Every day, Nick was a part of my life. And the loss of him is as real as the loss of a dear and intimate friend with whom I have spent time, in person. Nicholas Temple mattered to me.
In his final days, Nick was without his computer. I can’t imagine how that was, for him. His computer, his iPod and his blackberry had become his lifeline. He was aware of just how alone he was, in the hospital. I looked last night at his last few status messages on Facebook. Two of the last status updates, when he was lucid, were: “No visits, no calls, no computer – Doesn’t anyone care?” to which many of us replied that we cared, or we clicked ‘like’ to let him know that he was not alone. And one that I missed – I don’t know how I missed it – a cry in the darkness: he was alone, he was afraid, and he was putting himself into the hands of his God.
Never were there more true words written about the end of one’s life.
In the end, we are all alone. And, we are all afraid. We don’t know where we are going or if this is it. All we can hope is that we are loved and that something will be there, lighting our way onward. Death is inglorious. It is humbling and it is cruel. And it comes to us all, far too soon. But it need not be reached with such indignity. I cannot help but feel that Nick’s life was cut short by poverty and neglect.
All I could do for Nick, when I learned of his transfer to Hospice was to send him love, prayers and light from thousands of miles away. In these final days, I posted a letter to him and told him how loved he was. It did not reach him in time, but, in his last few days, even people who didn’t know him, (friends of mine on Facebook), were also sending their prayers, love and light to help him find his way onward.
He was loved, and all I can hope is that he felt it, and that it comforted him.
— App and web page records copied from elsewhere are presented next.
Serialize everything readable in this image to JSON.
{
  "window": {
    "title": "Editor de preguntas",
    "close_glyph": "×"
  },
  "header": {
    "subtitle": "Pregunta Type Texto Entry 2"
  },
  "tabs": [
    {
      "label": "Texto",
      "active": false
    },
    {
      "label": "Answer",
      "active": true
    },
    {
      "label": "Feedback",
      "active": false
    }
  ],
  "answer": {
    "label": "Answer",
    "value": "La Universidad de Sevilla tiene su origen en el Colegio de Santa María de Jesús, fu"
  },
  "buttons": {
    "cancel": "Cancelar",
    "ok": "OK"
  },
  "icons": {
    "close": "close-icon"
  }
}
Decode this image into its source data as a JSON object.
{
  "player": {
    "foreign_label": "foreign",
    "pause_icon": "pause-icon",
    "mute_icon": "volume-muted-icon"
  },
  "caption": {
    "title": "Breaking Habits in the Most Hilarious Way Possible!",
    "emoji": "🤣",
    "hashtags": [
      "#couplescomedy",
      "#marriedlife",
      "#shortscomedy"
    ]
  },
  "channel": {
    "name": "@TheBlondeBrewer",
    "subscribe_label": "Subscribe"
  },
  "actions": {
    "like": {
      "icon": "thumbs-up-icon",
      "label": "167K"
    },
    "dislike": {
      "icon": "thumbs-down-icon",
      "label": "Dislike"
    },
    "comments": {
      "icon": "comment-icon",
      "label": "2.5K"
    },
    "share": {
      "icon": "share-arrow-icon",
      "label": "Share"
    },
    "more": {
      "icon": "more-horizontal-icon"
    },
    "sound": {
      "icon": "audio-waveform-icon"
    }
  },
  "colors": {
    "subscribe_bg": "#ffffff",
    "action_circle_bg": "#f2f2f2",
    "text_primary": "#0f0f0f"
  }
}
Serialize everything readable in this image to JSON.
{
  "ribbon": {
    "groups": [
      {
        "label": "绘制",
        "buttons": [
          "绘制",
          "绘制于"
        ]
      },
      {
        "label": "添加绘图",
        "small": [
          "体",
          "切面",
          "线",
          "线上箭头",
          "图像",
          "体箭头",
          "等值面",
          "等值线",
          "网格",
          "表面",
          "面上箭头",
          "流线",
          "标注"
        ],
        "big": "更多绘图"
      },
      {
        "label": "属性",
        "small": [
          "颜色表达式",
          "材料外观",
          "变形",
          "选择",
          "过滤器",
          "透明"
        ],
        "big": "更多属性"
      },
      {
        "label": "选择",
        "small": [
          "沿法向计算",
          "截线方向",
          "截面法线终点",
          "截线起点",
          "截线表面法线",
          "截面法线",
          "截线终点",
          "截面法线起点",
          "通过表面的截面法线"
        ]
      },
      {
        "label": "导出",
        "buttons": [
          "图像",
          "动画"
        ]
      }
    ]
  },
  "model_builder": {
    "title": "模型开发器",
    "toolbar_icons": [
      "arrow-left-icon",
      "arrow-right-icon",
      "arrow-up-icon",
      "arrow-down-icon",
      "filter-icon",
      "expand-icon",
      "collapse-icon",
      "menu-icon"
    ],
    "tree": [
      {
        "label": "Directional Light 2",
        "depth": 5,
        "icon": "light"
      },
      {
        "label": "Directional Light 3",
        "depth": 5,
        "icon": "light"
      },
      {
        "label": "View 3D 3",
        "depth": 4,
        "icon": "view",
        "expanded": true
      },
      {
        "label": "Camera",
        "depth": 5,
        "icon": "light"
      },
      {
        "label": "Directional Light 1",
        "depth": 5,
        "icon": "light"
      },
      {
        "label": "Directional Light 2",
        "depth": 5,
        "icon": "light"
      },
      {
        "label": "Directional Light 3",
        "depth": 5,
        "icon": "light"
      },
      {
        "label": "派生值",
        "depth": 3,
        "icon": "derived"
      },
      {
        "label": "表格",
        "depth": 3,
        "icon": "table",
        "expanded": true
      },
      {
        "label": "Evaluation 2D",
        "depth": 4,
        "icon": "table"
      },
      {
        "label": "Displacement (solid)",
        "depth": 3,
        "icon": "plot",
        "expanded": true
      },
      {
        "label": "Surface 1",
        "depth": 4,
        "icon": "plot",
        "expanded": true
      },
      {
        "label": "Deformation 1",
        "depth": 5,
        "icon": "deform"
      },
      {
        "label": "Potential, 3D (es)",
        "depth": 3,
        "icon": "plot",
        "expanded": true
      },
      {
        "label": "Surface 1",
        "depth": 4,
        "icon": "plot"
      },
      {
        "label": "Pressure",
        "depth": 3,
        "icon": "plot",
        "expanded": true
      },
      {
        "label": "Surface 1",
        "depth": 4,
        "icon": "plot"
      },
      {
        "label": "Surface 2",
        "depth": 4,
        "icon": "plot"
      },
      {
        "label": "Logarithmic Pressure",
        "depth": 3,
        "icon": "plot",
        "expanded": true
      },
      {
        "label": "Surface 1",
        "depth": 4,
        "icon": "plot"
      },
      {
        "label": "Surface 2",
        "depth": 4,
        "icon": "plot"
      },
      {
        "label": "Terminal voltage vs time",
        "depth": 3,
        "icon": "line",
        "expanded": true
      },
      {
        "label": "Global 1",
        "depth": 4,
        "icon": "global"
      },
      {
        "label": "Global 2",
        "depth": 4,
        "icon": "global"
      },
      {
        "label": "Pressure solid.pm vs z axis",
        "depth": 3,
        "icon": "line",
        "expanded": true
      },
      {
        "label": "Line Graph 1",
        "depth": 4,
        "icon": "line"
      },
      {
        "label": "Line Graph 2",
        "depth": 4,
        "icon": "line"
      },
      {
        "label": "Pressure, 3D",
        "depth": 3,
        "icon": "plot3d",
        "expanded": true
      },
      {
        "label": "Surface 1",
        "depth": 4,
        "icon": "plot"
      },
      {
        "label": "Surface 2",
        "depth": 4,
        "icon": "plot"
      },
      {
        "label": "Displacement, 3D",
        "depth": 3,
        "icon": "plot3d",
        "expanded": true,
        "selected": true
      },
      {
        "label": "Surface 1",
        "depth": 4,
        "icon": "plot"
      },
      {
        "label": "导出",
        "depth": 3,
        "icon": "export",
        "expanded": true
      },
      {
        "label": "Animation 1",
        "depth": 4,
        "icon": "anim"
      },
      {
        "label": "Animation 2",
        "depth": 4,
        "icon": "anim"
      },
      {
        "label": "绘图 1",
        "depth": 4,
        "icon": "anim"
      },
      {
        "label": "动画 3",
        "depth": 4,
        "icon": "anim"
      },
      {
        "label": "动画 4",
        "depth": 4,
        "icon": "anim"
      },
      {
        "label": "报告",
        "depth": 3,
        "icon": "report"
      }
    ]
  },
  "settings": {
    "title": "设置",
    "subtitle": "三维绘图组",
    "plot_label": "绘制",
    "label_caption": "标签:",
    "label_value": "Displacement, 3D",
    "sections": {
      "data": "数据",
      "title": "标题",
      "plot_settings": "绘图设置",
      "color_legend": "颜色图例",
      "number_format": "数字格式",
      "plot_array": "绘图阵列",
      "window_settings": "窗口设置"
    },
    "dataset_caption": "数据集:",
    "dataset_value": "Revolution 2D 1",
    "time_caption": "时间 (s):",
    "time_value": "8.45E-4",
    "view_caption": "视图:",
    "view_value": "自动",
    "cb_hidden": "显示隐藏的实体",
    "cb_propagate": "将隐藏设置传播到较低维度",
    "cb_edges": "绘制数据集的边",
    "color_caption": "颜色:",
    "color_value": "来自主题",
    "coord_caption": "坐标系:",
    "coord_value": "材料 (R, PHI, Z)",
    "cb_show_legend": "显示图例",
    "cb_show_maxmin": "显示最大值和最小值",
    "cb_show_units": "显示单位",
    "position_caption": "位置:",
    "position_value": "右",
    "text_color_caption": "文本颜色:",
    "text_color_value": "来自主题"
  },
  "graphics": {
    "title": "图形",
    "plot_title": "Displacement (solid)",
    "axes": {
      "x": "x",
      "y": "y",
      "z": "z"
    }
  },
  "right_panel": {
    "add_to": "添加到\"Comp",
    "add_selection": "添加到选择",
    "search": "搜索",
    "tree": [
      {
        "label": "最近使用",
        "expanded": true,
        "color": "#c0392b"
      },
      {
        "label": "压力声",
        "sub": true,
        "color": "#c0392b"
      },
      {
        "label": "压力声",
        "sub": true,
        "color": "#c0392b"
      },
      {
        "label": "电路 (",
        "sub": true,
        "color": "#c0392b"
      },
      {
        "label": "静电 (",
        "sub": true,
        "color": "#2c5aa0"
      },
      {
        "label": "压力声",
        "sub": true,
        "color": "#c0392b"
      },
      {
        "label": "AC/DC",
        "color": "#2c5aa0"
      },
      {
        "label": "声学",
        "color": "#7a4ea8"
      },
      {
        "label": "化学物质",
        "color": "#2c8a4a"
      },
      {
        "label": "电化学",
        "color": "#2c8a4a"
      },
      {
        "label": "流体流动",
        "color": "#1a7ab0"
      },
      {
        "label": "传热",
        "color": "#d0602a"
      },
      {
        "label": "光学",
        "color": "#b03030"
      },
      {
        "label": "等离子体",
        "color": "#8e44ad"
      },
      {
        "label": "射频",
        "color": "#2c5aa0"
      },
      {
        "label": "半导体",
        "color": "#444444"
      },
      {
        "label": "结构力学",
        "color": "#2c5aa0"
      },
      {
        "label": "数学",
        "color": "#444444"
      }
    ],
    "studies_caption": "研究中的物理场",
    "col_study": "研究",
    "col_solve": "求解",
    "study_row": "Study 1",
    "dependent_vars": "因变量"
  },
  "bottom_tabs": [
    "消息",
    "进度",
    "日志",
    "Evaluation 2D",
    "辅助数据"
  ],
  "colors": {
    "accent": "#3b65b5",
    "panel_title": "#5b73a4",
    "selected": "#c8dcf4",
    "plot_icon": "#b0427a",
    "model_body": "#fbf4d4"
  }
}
Don’t tell me that the internet, Facebook and the mobile phone are alienating and isolating. It is not the technology, but the way that it is used that determines the quality of one’s life and relationships. It is not computers that make us indifferent to one another. Computers brought Nick into our lives. But if Nick’s death is to have any meaning, let it be to shine a light on our indifference to the misery of others all around us.
Nobody who knew Nick – in real life, or virtually – is the same person they were, before they knew him. He mattered to us, and he deserved far better than he got. He was a courageous soul, and the world is a little less wonderful without him.
Farewell, friend. Thank you for your friendship. We light your way, onward with love, Sometimes Saintly Nick.